Component data from apps and pages:
[Start of section]

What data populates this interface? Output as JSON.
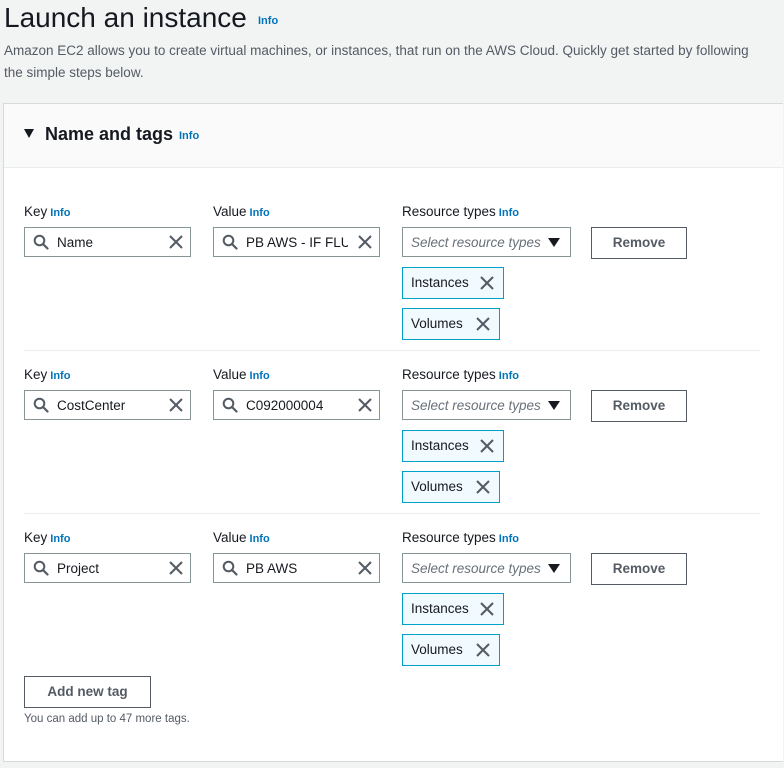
{
  "page": {
    "title": "Launch an instance",
    "title_info": "Info",
    "intro": "Amazon EC2 allows you to create virtual machines, or instances, that run on the AWS Cloud. Quickly get started by following the simple steps below."
  },
  "section": {
    "title": "Name and tags",
    "info": "Info",
    "labels": {
      "key": "Key",
      "value": "Value",
      "resource_types": "Resource types",
      "info": "Info"
    },
    "resource_placeholder": "Select resource types",
    "remove_label": "Remove",
    "tags": [
      {
        "key": "Name",
        "value": "PB AWS -  IF FLUX",
        "resource_types": [
          "Instances",
          "Volumes"
        ]
      },
      {
        "key": "CostCenter",
        "value": "C092000004",
        "resource_types": [
          "Instances",
          "Volumes"
        ]
      },
      {
        "key": "Project",
        "value": "PB AWS",
        "resource_types": [
          "Instances",
          "Volumes"
        ]
      }
    ],
    "add_tag_label": "Add new tag",
    "remaining_hint": "You can add up to 47 more tags."
  },
  "colors": {
    "link": "#0073bb",
    "token_border": "#00a1c9",
    "token_bg": "#f1faff",
    "text": "#16191f"
  }
}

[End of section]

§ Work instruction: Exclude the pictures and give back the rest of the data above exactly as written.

§ Response below:
What data populates this interface? Output as JSON.
{
  "page": {
    "title": "Launch an instance",
    "title_info": "Info",
    "intro": "Amazon EC2 allows you to create virtual machines, or instances, that run on the AWS Cloud. Quickly get started by following the simple steps below."
  },
  "section": {
    "title": "Name and tags",
    "info": "Info",
    "labels": {
      "key": "Key",
      "value": "Value",
      "resource_types": "Resource types",
      "info": "Info"
    },
    "resource_placeholder": "Select resource types",
    "remove_label": "Remove",
    "tags": [
      {
        "key": "Name",
        "value": "PB AWS -  IF FLUX",
        "resource_types": [
          "Instances",
          "Volumes"
        ]
      },
      {
        "key": "CostCenter",
        "value": "C092000004",
        "resource_types": [
          "Instances",
          "Volumes"
        ]
      },
      {
        "key": "Project",
        "value": "PB AWS",
        "resource_types": [
          "Instances",
          "Volumes"
        ]
      }
    ],
    "add_tag_label": "Add new tag",
    "remaining_hint": "You can add up to 47 more tags."
  },
  "colors": {
    "link": "#0073bb",
    "token_border": "#00a1c9",
    "token_bg": "#f1faff",
    "text": "#16191f"
  }
}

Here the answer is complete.